> [Task statement] From the records below, take each line where the string "Cigarettes" shows up and copy it.

Excerpted records: Begin

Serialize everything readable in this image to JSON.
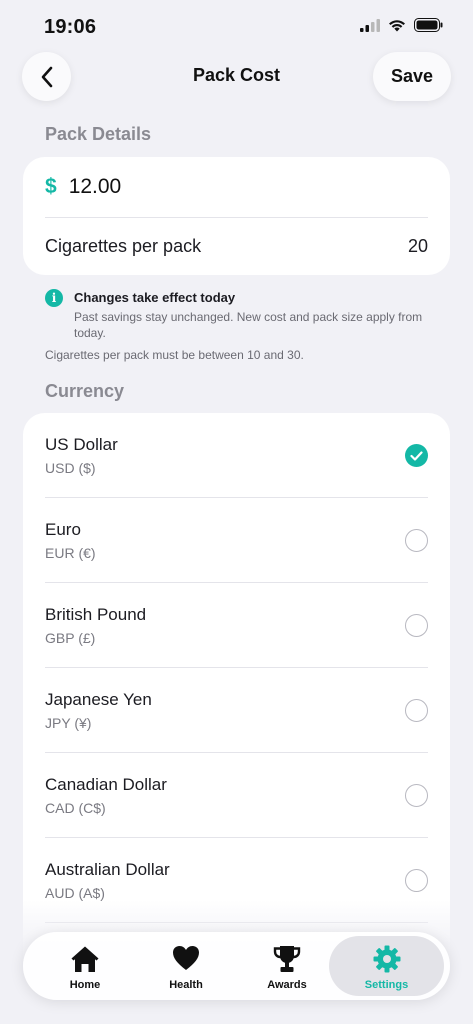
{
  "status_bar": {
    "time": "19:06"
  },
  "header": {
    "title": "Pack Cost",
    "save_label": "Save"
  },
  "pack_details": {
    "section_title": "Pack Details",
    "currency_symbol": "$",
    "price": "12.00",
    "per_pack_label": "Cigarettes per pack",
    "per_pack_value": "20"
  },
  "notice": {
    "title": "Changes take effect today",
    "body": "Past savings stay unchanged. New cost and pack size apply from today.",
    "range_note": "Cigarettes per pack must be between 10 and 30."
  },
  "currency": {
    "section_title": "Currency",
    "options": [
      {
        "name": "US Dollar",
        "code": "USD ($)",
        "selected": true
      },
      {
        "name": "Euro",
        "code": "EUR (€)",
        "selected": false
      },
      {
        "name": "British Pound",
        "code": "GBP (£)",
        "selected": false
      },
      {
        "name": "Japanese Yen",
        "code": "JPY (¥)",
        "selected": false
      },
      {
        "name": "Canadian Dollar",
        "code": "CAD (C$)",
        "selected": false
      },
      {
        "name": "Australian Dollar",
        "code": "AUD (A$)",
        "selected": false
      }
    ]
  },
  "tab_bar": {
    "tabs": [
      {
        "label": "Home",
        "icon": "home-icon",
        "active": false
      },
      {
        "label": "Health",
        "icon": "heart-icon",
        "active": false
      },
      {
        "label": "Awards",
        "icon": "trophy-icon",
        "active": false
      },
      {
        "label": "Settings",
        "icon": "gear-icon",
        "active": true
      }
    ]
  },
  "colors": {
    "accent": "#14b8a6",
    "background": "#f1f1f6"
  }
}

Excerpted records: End

> [Output for this task]
    "per_pack_label": "Cigarettes per pack",
    "range_note": "Cigarettes per pack must be between 10 and 30."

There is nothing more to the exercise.